Departmental Papers (ASC)

Document Type

Journal Article

Date of this Version

January 1983


Reprinted from Micropolitics, Volume 3, Issue 2, 1983, pages 227-251.

NOTE: At the time of publication, the author Michael X. Delli Carpini was affiliated with Rutgers University. Currently January 2008, he is a faculty member of the Annenberg School for Communication at the University of Pennsylvania.


Does job satisfaction - as reported by the jobholder have a bearing on one's political orientations? Findings based upon five sets of political variables suggest that job satisfaction is related to politics, though not always strongly so. Dissatisfied individuals participate less, trust government less, and are more politically alienated than job-satisfied respondents. Job satisfaction cannot be characterized as a surrogate for other job- and personality-related characteristics, but has explanatory power of its own, though this power is affected when controls are introduced to the research design. While job satisfaction has important political implications, none of the relationships examined split satisfied and dissatisfied individuals into opposing majorities. In a relatively alienated, distrustful. and apathetic population, the dissatisfied are somewhat more so. The data base was NORC's General Social Survey Cumulative File 1972-1980.
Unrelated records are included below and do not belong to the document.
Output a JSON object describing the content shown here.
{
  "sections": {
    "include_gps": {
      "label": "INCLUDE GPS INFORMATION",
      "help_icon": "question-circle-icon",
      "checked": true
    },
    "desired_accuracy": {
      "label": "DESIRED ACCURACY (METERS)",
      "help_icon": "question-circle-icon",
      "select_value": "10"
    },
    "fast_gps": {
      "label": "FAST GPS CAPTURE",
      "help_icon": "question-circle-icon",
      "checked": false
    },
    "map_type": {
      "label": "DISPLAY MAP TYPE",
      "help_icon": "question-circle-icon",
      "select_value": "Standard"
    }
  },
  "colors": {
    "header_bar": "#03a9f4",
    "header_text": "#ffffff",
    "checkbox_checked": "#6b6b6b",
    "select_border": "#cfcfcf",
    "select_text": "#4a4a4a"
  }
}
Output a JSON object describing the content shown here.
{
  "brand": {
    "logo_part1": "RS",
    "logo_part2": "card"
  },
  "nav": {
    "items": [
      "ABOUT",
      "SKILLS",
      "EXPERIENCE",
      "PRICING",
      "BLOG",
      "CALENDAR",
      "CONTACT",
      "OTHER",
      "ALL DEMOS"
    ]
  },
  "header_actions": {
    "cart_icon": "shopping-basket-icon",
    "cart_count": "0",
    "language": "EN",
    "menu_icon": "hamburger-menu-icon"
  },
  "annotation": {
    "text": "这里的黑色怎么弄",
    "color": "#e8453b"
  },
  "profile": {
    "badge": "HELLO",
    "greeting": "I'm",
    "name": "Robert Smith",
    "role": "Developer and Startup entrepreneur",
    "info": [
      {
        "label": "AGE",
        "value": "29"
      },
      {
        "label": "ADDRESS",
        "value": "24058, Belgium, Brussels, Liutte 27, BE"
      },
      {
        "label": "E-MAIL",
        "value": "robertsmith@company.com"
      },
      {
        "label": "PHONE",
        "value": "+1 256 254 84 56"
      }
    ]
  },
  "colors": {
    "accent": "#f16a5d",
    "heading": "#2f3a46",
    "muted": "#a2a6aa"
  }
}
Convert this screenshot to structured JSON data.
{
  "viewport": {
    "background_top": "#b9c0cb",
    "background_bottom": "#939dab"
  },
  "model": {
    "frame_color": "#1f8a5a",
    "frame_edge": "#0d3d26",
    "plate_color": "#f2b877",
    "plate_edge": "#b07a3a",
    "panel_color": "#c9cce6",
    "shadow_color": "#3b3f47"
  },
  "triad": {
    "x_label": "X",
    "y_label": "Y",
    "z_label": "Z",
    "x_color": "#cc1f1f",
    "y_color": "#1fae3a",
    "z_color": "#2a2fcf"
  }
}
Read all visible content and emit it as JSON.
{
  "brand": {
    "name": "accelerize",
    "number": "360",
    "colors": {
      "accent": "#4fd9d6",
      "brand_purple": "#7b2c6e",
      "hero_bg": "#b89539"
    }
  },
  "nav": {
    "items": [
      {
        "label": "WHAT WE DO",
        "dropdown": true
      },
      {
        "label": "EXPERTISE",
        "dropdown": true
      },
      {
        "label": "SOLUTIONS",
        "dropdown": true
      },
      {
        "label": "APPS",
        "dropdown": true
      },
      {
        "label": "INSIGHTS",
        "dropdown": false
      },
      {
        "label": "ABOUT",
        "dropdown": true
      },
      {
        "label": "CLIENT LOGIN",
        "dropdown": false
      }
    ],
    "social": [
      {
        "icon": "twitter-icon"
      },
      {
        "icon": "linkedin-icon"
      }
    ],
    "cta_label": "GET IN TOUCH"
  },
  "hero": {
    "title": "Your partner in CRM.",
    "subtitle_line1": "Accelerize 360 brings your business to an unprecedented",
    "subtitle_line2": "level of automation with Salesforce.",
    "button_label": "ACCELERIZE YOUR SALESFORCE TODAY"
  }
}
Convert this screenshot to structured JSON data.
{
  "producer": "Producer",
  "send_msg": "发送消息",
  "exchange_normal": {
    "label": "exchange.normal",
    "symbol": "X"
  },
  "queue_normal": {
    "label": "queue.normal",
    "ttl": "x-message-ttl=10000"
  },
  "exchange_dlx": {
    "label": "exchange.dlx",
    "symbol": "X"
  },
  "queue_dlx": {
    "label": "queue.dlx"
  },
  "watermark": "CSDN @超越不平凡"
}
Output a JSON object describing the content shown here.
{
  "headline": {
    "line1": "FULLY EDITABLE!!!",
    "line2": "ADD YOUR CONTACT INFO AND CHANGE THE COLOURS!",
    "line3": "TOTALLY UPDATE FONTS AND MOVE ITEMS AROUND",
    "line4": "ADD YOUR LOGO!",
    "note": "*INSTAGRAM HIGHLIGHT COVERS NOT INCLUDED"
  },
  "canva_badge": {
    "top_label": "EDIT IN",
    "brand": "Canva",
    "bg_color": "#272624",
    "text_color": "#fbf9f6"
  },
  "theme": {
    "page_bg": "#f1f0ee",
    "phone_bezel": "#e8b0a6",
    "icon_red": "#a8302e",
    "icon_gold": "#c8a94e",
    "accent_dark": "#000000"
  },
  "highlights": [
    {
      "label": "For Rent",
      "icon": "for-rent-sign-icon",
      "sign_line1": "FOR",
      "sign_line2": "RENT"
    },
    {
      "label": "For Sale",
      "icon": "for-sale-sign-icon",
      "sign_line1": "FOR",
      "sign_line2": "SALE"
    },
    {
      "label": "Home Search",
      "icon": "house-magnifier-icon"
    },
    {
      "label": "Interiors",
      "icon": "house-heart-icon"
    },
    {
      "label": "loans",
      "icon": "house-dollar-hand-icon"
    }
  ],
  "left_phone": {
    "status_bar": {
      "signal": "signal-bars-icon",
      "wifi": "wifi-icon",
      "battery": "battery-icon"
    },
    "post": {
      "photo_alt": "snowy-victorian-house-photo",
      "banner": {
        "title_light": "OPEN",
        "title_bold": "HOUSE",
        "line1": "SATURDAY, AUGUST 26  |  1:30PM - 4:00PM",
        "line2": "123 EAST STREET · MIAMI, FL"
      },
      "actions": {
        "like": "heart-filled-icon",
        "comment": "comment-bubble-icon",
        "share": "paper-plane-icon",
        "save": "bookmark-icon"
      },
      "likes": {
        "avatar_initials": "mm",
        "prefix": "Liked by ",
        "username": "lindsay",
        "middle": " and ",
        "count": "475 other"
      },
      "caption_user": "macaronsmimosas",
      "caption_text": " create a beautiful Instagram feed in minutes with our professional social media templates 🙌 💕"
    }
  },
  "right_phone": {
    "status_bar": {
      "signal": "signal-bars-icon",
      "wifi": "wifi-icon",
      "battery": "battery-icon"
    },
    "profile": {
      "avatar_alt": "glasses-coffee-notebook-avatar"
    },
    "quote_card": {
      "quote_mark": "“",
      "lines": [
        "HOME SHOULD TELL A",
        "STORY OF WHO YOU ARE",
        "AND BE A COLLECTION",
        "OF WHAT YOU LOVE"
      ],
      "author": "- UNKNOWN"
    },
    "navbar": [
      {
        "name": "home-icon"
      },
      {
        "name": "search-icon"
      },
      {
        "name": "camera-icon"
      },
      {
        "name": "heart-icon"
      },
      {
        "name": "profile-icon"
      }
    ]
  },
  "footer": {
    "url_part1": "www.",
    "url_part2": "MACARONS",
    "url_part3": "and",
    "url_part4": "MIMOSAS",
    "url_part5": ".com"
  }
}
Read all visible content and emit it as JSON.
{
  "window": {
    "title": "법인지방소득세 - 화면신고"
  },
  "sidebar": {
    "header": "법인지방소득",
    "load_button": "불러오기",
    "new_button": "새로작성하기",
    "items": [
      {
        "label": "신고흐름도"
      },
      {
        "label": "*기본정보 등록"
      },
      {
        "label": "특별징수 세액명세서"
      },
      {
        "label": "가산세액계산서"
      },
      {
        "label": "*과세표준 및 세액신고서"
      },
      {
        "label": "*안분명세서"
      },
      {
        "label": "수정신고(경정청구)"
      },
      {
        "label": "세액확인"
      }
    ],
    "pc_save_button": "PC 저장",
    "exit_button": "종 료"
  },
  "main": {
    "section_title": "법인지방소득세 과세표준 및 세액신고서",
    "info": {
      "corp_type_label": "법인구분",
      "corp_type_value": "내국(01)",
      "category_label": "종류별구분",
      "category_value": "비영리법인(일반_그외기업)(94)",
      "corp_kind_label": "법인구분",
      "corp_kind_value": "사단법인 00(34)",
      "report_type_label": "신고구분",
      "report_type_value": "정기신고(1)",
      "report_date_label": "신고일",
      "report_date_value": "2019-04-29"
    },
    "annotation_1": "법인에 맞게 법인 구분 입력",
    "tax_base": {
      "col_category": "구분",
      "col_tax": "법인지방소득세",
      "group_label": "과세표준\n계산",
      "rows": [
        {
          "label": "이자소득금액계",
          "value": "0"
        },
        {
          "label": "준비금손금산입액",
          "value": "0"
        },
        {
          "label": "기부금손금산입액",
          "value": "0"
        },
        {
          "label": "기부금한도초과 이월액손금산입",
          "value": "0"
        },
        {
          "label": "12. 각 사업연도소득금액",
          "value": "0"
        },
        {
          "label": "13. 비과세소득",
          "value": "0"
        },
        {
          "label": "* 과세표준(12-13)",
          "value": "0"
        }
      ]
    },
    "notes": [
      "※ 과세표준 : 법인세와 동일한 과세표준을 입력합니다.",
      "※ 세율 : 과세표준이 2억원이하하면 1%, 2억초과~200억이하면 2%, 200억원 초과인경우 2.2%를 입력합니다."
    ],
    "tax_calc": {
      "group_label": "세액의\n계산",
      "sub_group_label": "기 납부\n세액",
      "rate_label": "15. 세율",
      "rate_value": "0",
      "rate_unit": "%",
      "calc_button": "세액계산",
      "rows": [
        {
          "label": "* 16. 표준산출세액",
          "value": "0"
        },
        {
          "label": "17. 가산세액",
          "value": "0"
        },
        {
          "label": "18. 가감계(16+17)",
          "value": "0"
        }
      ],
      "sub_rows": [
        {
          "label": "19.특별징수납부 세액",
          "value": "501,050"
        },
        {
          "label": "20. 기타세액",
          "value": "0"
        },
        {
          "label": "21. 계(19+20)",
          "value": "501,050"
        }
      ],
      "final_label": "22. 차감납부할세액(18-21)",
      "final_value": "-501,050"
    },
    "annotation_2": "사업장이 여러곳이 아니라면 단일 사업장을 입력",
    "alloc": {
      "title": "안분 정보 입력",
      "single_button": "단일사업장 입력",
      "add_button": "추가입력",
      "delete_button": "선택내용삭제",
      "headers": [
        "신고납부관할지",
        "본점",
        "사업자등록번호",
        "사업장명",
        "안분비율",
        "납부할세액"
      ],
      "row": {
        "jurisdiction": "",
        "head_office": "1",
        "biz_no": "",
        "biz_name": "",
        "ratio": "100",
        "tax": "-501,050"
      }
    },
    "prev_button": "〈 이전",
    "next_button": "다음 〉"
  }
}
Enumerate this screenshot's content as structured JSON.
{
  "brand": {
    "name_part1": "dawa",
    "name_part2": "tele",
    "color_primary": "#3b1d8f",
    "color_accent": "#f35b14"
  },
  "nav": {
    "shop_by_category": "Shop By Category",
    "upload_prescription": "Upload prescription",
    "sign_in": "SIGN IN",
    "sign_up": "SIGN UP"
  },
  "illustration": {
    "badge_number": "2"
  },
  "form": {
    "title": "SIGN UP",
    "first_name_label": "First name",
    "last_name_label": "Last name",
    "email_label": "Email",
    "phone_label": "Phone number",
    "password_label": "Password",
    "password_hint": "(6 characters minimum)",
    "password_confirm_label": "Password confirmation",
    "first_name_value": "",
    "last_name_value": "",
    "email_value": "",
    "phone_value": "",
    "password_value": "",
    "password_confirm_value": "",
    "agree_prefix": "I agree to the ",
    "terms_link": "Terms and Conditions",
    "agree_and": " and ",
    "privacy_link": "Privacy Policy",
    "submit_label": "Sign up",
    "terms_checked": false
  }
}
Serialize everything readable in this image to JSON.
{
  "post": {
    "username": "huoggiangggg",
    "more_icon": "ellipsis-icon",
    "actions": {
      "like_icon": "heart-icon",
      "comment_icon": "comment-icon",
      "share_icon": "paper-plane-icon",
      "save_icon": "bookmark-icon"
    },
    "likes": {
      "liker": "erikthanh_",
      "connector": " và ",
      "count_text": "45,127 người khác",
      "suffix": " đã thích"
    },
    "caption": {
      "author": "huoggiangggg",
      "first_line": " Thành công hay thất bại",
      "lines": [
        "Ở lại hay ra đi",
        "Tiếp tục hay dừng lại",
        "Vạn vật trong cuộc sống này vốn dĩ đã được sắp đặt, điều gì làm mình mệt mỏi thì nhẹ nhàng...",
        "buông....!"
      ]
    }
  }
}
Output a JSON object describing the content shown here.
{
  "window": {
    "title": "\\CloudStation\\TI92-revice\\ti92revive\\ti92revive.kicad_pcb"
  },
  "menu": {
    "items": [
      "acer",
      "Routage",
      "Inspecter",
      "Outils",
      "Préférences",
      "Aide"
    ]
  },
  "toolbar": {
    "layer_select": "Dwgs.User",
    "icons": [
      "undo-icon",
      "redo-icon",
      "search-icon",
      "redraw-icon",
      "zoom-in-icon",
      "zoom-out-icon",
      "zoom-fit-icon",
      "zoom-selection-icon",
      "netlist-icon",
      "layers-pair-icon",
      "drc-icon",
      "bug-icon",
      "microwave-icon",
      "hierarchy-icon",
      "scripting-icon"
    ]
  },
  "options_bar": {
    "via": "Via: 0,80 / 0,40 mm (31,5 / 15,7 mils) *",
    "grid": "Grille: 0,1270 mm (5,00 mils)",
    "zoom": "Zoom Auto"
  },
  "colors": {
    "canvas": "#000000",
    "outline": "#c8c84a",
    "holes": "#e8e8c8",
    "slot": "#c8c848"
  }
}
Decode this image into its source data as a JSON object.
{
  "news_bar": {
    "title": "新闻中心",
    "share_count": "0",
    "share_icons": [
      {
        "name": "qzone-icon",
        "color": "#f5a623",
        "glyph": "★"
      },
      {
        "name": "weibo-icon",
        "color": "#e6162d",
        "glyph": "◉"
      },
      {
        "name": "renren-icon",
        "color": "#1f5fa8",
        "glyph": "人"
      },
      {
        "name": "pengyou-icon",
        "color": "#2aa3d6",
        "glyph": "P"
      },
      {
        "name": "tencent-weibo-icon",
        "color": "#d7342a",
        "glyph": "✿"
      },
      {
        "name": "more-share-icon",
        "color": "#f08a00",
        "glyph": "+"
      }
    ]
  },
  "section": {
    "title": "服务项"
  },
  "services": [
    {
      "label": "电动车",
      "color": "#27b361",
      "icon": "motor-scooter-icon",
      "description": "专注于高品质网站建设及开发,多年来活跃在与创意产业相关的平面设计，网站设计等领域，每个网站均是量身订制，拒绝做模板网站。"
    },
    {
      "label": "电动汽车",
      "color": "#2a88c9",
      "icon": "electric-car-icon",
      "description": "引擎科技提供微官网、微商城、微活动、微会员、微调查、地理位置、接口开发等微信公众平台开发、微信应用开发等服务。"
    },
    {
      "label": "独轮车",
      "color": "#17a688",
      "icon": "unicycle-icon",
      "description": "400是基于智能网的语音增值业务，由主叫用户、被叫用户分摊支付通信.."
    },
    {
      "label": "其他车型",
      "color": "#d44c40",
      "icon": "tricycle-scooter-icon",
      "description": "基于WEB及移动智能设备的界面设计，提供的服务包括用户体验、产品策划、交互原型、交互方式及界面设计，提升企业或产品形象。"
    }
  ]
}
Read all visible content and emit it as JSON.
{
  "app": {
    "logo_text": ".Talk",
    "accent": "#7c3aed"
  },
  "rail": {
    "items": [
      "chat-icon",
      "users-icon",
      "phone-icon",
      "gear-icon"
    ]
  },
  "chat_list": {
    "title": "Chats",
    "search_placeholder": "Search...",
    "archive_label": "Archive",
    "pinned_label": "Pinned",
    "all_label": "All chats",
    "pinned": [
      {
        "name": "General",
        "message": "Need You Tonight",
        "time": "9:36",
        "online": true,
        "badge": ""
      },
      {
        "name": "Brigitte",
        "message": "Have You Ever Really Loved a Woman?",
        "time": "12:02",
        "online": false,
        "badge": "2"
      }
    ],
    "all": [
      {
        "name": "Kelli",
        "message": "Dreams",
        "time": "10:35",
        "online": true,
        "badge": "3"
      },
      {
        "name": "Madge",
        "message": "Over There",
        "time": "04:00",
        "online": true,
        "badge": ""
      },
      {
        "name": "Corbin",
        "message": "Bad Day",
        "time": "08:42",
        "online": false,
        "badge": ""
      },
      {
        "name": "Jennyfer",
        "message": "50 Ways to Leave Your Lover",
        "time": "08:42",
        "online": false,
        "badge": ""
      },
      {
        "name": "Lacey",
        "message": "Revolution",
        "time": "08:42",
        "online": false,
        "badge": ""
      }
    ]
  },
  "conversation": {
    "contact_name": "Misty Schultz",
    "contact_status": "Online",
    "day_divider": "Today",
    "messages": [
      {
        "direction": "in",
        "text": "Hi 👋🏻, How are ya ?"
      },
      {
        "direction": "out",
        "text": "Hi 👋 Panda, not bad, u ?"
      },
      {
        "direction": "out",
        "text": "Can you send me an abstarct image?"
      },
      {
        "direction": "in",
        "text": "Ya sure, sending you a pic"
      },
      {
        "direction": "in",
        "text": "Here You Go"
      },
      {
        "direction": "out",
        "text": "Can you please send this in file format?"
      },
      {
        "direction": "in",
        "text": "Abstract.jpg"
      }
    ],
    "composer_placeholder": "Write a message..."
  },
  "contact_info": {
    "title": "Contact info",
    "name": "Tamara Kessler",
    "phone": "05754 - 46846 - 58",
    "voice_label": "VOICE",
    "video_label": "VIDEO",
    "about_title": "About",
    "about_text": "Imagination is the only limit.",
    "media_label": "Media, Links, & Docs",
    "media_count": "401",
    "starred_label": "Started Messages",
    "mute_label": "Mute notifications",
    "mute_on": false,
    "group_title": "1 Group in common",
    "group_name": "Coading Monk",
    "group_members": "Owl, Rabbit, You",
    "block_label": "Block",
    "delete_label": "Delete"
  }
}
Date Posted: 11 January 2008

This document has been peer reviewed.